Brett McGarry/NNSL photo

The funding to replace the 50-year-old water line will come from the federal Disaster Mitigation and Adaptation Fund (DMAF) and was awarded on March 13.

In 2017, a study from engineering firm AECOM was commissioned to determine the best source of drinking water for the city and to weigh all possibilities while assessing possible risks and hazards.

The findings of the study revealed that when cost, water quality, feasibility and other factors were taken into account, the Yellowknife River was the best option for the city.

In January 2018, Dillion Construction LTD completed a third-party review of the study and came to the same conclusion.

At the city council meeting, Coun.

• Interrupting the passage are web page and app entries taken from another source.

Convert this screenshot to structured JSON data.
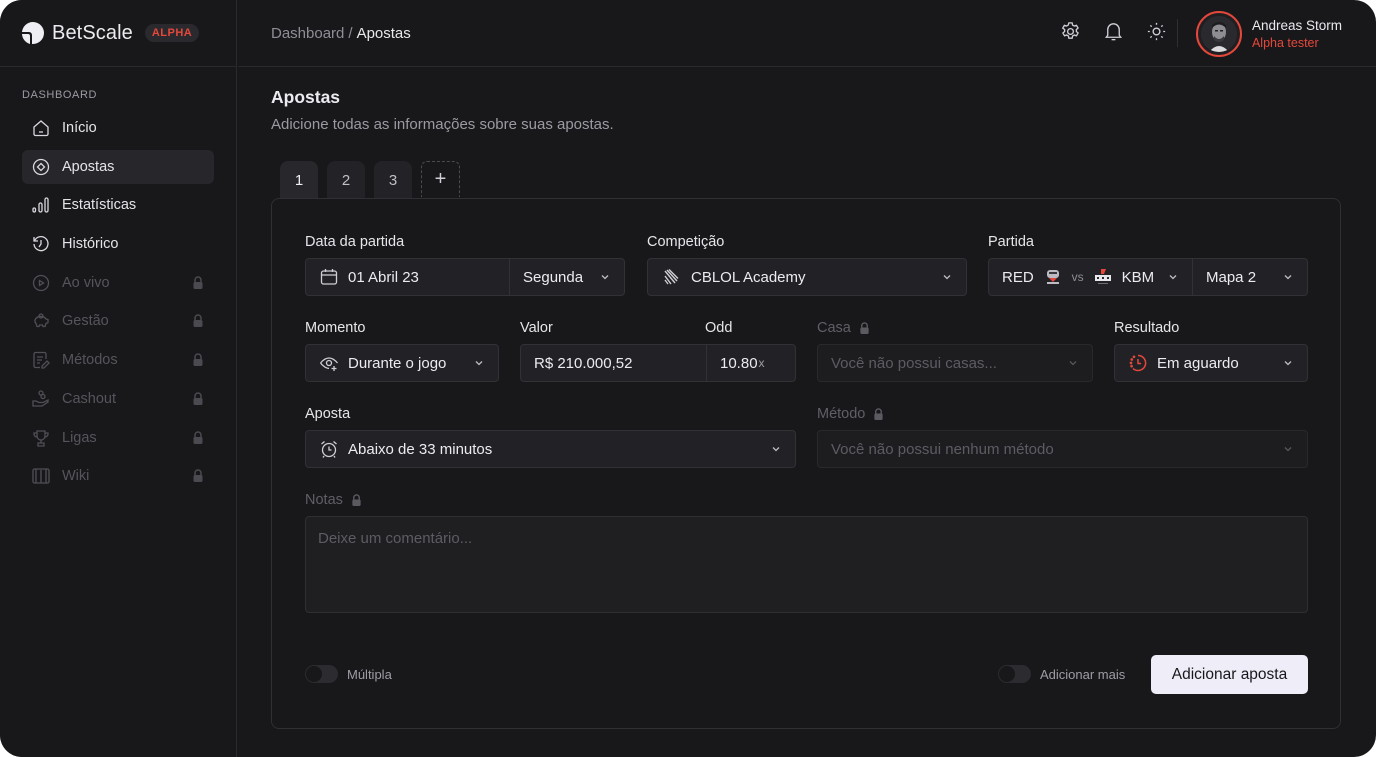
{
  "brand": {
    "name": "BetScale",
    "badge": "ALPHA",
    "accent": "#e5483b"
  },
  "sidebar": {
    "section_label": "DASHBOARD",
    "items": [
      {
        "label": "Início",
        "icon": "home-icon",
        "active": false,
        "locked": false
      },
      {
        "label": "Apostas",
        "icon": "target-icon",
        "active": true,
        "locked": false
      },
      {
        "label": "Estatísticas",
        "icon": "bar-chart-icon",
        "active": false,
        "locked": false
      },
      {
        "label": "Histórico",
        "icon": "history-icon",
        "active": false,
        "locked": false
      },
      {
        "label": "Ao vivo",
        "icon": "play-circle-icon",
        "active": false,
        "locked": true
      },
      {
        "label": "Gestão",
        "icon": "piggy-bank-icon",
        "active": false,
        "locked": true
      },
      {
        "label": "Métodos",
        "icon": "document-edit-icon",
        "active": false,
        "locked": true
      },
      {
        "label": "Cashout",
        "icon": "hand-coins-icon",
        "active": false,
        "locked": true
      },
      {
        "label": "Ligas",
        "icon": "trophy-icon",
        "active": false,
        "locked": true
      },
      {
        "label": "Wiki",
        "icon": "book-icon",
        "active": false,
        "locked": true
      }
    ]
  },
  "header": {
    "breadcrumb": {
      "parent": "Dashboard",
      "separator": "/",
      "current": "Apostas"
    },
    "icons": [
      "settings-icon",
      "bell-icon",
      "sun-icon"
    ],
    "user": {
      "name": "Andreas Storm",
      "role": "Alpha tester"
    }
  },
  "page": {
    "title": "Apostas",
    "subtitle": "Adicione todas as informações sobre suas apostas."
  },
  "tabs": [
    {
      "label": "1",
      "active": true
    },
    {
      "label": "2",
      "active": false
    },
    {
      "label": "3",
      "active": false
    }
  ],
  "add_tab_label": "+",
  "form": {
    "date": {
      "label": "Data da partida",
      "value": "01 Abril 23",
      "weekday": "Segunda"
    },
    "competition": {
      "label": "Competição",
      "value": "CBLOL Academy"
    },
    "match": {
      "label": "Partida",
      "team_a": "RED",
      "vs": "vs",
      "team_b": "KBM",
      "map": "Mapa 2"
    },
    "moment": {
      "label": "Momento",
      "value": "Durante o jogo"
    },
    "amount": {
      "label": "Valor",
      "value": "R$ 210.000,52"
    },
    "odd": {
      "label": "Odd",
      "value": "10.80",
      "suffix": "x"
    },
    "house": {
      "label": "Casa",
      "placeholder": "Você não possui casas...",
      "locked": true
    },
    "result": {
      "label": "Resultado",
      "value": "Em aguardo",
      "status_color": "#e5483b"
    },
    "bet": {
      "label": "Aposta",
      "value": "Abaixo de 33 minutos"
    },
    "method": {
      "label": "Método",
      "placeholder": "Você não possui nenhum método",
      "locked": true
    },
    "notes": {
      "label": "Notas",
      "placeholder": "Deixe um comentário...",
      "locked": true
    },
    "multiple_toggle": {
      "label": "Múltipla",
      "on": false
    },
    "add_more_toggle": {
      "label": "Adicionar mais",
      "on": false
    },
    "submit_label": "Adicionar aposta"
  }
}
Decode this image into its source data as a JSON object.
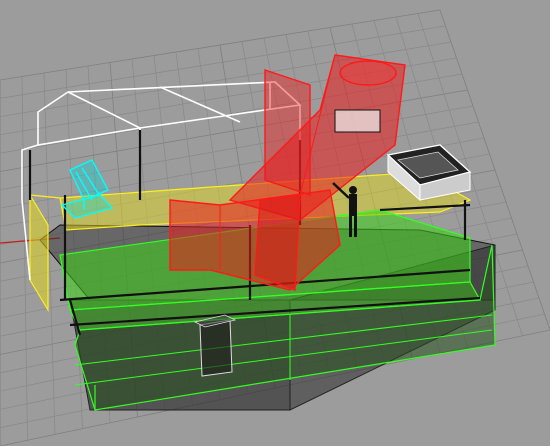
{
  "viewport": {
    "name": "perspective-viewport",
    "background": "#9c9c9c",
    "grid_color": "#8a8a8a",
    "grid_major_color": "#7f7f7f"
  },
  "colors": {
    "wire_white": "#ffffff",
    "wire_black": "#111111",
    "selected_red": "#ff1a1a",
    "selected_red_fill": "rgba(235,30,30,0.55)",
    "layer_yellow": "#ffee22",
    "layer_yellow_fill": "rgba(225,215,30,0.55)",
    "layer_green": "#33ff22",
    "layer_green_fill": "rgba(60,210,20,0.55)",
    "object_cyan": "#00ffff",
    "dark_fill": "rgba(40,40,40,0.55)",
    "axis_red": "#c02020"
  }
}
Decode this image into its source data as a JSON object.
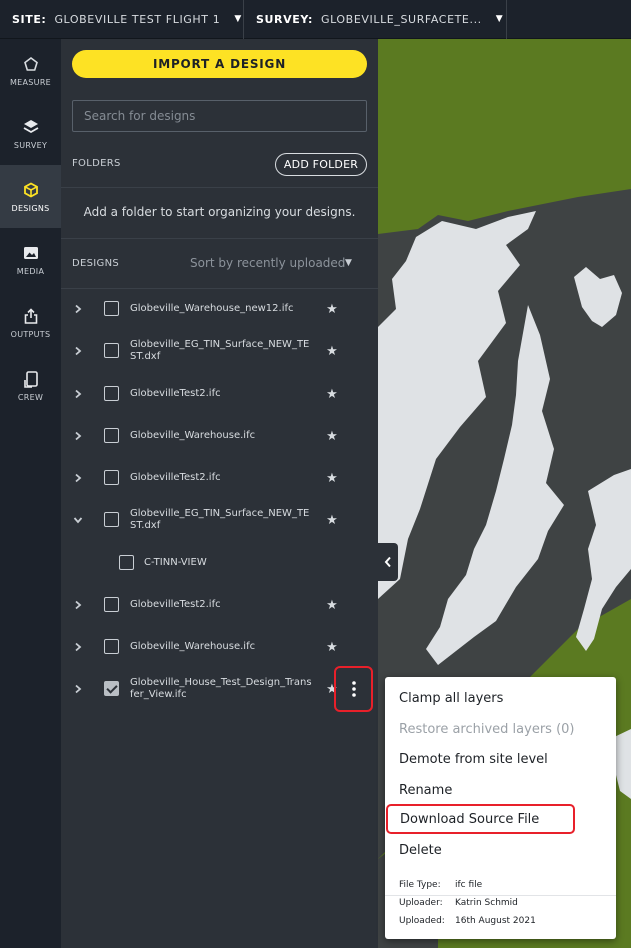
{
  "topbar": {
    "site_key": "SITE:",
    "site_value": "GLOBEVILLE TEST FLIGHT 1",
    "survey_key": "SURVEY:",
    "survey_value": "GLOBEVILLE_SURFACETE..."
  },
  "rail": {
    "measure": "MEASURE",
    "survey": "SURVEY",
    "designs": "DESIGNS",
    "media": "MEDIA",
    "outputs": "OUTPUTS",
    "crew": "CREW",
    "active": "designs"
  },
  "panel": {
    "import_label": "IMPORT A DESIGN",
    "search_placeholder": "Search for designs",
    "folders_label": "FOLDERS",
    "add_folder_label": "ADD FOLDER",
    "folder_hint": "Add a folder to start organizing your designs.",
    "designs_label": "DESIGNS",
    "sort_label": "Sort by recently uploaded"
  },
  "designs": [
    {
      "name": "Globeville_Warehouse_new12.ifc"
    },
    {
      "name": "Globeville_EG_TIN_Surface_NEW_TEST.dxf"
    },
    {
      "name": "GlobevilleTest2.ifc"
    },
    {
      "name": "Globeville_Warehouse.ifc"
    },
    {
      "name": "GlobevilleTest2.ifc"
    },
    {
      "name": "Globeville_EG_TIN_Surface_NEW_TEST.dxf",
      "expanded": true
    },
    {
      "name": "C-TINN-VIEW",
      "child": true
    },
    {
      "name": "GlobevilleTest2.ifc"
    },
    {
      "name": "Globeville_Warehouse.ifc"
    },
    {
      "name": "Globeville_House_Test_Design_Transfer_View.ifc",
      "checked": true
    }
  ],
  "menu": {
    "clamp": "Clamp all layers",
    "restore": "Restore archived layers (0)",
    "demote": "Demote from site level",
    "rename": "Rename",
    "download": "Download Source File",
    "delete": "Delete",
    "file_type_key": "File Type:",
    "file_type_value": "ifc file",
    "uploader_key": "Uploader:",
    "uploader_value": "Katrin Schmid",
    "uploaded_key": "Uploaded:",
    "uploaded_value": "16th August 2021"
  },
  "colors": {
    "accent_yellow": "#fde224",
    "highlight_red": "#e8202a",
    "map_green": "#5b7a21",
    "map_dark": "#3f4344",
    "map_white": "#dfe2e5"
  }
}
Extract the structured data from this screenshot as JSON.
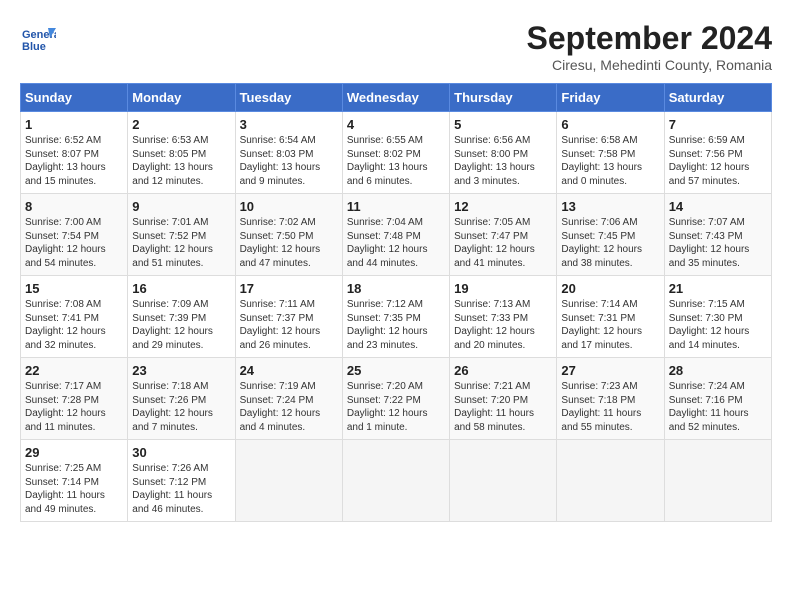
{
  "header": {
    "logo_line1": "General",
    "logo_line2": "Blue",
    "month": "September 2024",
    "location": "Ciresu, Mehedinti County, Romania"
  },
  "weekdays": [
    "Sunday",
    "Monday",
    "Tuesday",
    "Wednesday",
    "Thursday",
    "Friday",
    "Saturday"
  ],
  "weeks": [
    [
      {
        "day": "1",
        "rise": "6:52 AM",
        "set": "8:07 PM",
        "daylight": "13 hours and 15 minutes."
      },
      {
        "day": "2",
        "rise": "6:53 AM",
        "set": "8:05 PM",
        "daylight": "13 hours and 12 minutes."
      },
      {
        "day": "3",
        "rise": "6:54 AM",
        "set": "8:03 PM",
        "daylight": "13 hours and 9 minutes."
      },
      {
        "day": "4",
        "rise": "6:55 AM",
        "set": "8:02 PM",
        "daylight": "13 hours and 6 minutes."
      },
      {
        "day": "5",
        "rise": "6:56 AM",
        "set": "8:00 PM",
        "daylight": "13 hours and 3 minutes."
      },
      {
        "day": "6",
        "rise": "6:58 AM",
        "set": "7:58 PM",
        "daylight": "13 hours and 0 minutes."
      },
      {
        "day": "7",
        "rise": "6:59 AM",
        "set": "7:56 PM",
        "daylight": "12 hours and 57 minutes."
      }
    ],
    [
      {
        "day": "8",
        "rise": "7:00 AM",
        "set": "7:54 PM",
        "daylight": "12 hours and 54 minutes."
      },
      {
        "day": "9",
        "rise": "7:01 AM",
        "set": "7:52 PM",
        "daylight": "12 hours and 51 minutes."
      },
      {
        "day": "10",
        "rise": "7:02 AM",
        "set": "7:50 PM",
        "daylight": "12 hours and 47 minutes."
      },
      {
        "day": "11",
        "rise": "7:04 AM",
        "set": "7:48 PM",
        "daylight": "12 hours and 44 minutes."
      },
      {
        "day": "12",
        "rise": "7:05 AM",
        "set": "7:47 PM",
        "daylight": "12 hours and 41 minutes."
      },
      {
        "day": "13",
        "rise": "7:06 AM",
        "set": "7:45 PM",
        "daylight": "12 hours and 38 minutes."
      },
      {
        "day": "14",
        "rise": "7:07 AM",
        "set": "7:43 PM",
        "daylight": "12 hours and 35 minutes."
      }
    ],
    [
      {
        "day": "15",
        "rise": "7:08 AM",
        "set": "7:41 PM",
        "daylight": "12 hours and 32 minutes."
      },
      {
        "day": "16",
        "rise": "7:09 AM",
        "set": "7:39 PM",
        "daylight": "12 hours and 29 minutes."
      },
      {
        "day": "17",
        "rise": "7:11 AM",
        "set": "7:37 PM",
        "daylight": "12 hours and 26 minutes."
      },
      {
        "day": "18",
        "rise": "7:12 AM",
        "set": "7:35 PM",
        "daylight": "12 hours and 23 minutes."
      },
      {
        "day": "19",
        "rise": "7:13 AM",
        "set": "7:33 PM",
        "daylight": "12 hours and 20 minutes."
      },
      {
        "day": "20",
        "rise": "7:14 AM",
        "set": "7:31 PM",
        "daylight": "12 hours and 17 minutes."
      },
      {
        "day": "21",
        "rise": "7:15 AM",
        "set": "7:30 PM",
        "daylight": "12 hours and 14 minutes."
      }
    ],
    [
      {
        "day": "22",
        "rise": "7:17 AM",
        "set": "7:28 PM",
        "daylight": "12 hours and 11 minutes."
      },
      {
        "day": "23",
        "rise": "7:18 AM",
        "set": "7:26 PM",
        "daylight": "12 hours and 7 minutes."
      },
      {
        "day": "24",
        "rise": "7:19 AM",
        "set": "7:24 PM",
        "daylight": "12 hours and 4 minutes."
      },
      {
        "day": "25",
        "rise": "7:20 AM",
        "set": "7:22 PM",
        "daylight": "12 hours and 1 minute."
      },
      {
        "day": "26",
        "rise": "7:21 AM",
        "set": "7:20 PM",
        "daylight": "11 hours and 58 minutes."
      },
      {
        "day": "27",
        "rise": "7:23 AM",
        "set": "7:18 PM",
        "daylight": "11 hours and 55 minutes."
      },
      {
        "day": "28",
        "rise": "7:24 AM",
        "set": "7:16 PM",
        "daylight": "11 hours and 52 minutes."
      }
    ],
    [
      {
        "day": "29",
        "rise": "7:25 AM",
        "set": "7:14 PM",
        "daylight": "11 hours and 49 minutes."
      },
      {
        "day": "30",
        "rise": "7:26 AM",
        "set": "7:12 PM",
        "daylight": "11 hours and 46 minutes."
      },
      null,
      null,
      null,
      null,
      null
    ]
  ],
  "labels": {
    "sunrise": "Sunrise:",
    "sunset": "Sunset:",
    "daylight": "Daylight:"
  }
}
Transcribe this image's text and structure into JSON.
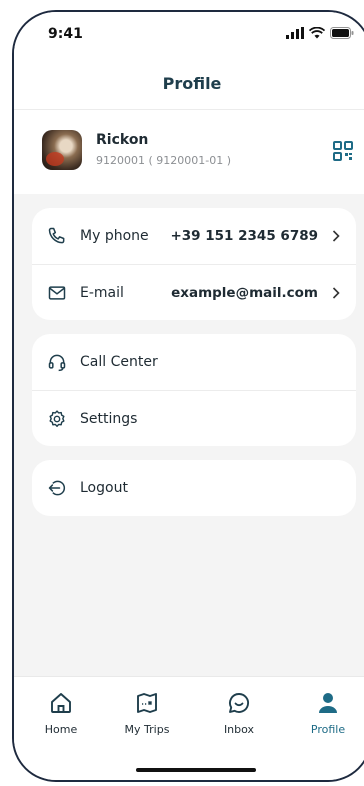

Niels Konge expressed concerned about not having enough information on the possibility being “locked in” to the Yellowknife River plan.

Konge also said a complete risk assessment of the possible “catastrophic event,” if arsenic frozen in the chambers of Giant Mine ever contaminates Great Slave Lake, had not been completed and presented to council yet.

Councillors also received an eleventh hour email from the GNWT with research that showed that water levels in the Yellowknife river are expected the drop by a foot in 50 years and turbidity levels, which is the amount of suspended particles in water, were also expected to increase.

“I am a little concerned that is going to lock us in to this plan and we haven’t gotten all the information on the Yellowknife Bay in terms of reports from AECOM,” said Konge. “If it weren’t for a (possible) catastrophic event at Giant Mine, the bay would have good drinking water.”

Sheila Bassi-Kellett, the city’s senior administration officer, reminded council of the multiple factors and amount of work that had gone into council’s decision.

“Over the past couple years we’ve gotten background research, we’ve gotten technical advice from experts. we’ve come back to council proposing various options we could pursue in order to be able to ensure we’ve got a good source of drinking water,” said Bassi-Kellett. “We do appreciate the comments that have come from the GNWT quite literally at the eleventh hour. We appreciate what they’re saying but we believe we have the means to mitigate this.”

Bassi-Kellett noted that the city would lose the available DMAF funding and would have to make extensive changes to the city’s water licences application if council changed its mind.

In addition, the Yellowknives Dene First Nation have been strong supporters of the city getting drinking water up stream of Giant Mine, she said.

The submarine water line that needs replacing runs from the city to the Yellowknife river. Being over 50 years old, cannot be repaired and must be replaced. Courtesy of City of Yellowknife.
The submarine water line that needs replacing runs from the city to the Yellowknife River. Being over 50 years old, it cannot be repaired and must be replaced.
photo courtesy of the City of Yellowknife.

Chris Greencorn, the city’s director of public works, reassured council that the water treatment facility was well equipped to handle rising turbidity in the river.

“The city has received in the past 15 years two major water events,” said Greencorn. “One was in 2004 where we saw spikes of 33.3 NTU (Nephelometric turbidity units) with an average daily rate 19 NTU and the current water treatment plant is designed to handle upwards of 45 to 50 NTU.”

“In the worse case we’ve seen so far, the water treatment plant was designed to handle those ranges. If ranges ever did exceed those, additional processes could be added to the plant. There is plenty of capacity in the current treatment plant to address the magnitude that our colleagues have flagged.”

Mayor Rebecca Alty said this was not the last opportunity to halt the project should a problem arise as it will come up again during budget 2020 discussions.

“We are directing administration to go down this path until any information comes out that is drastically different than what’s before us,” she said.

Now city administration will enter a contribution agreement with the federal government to get the funding which will represent 75 per cent of the total cost of replacing the pipeline.

The city will be responsible for about $8 million, or about 25 per cent of the project’s cost.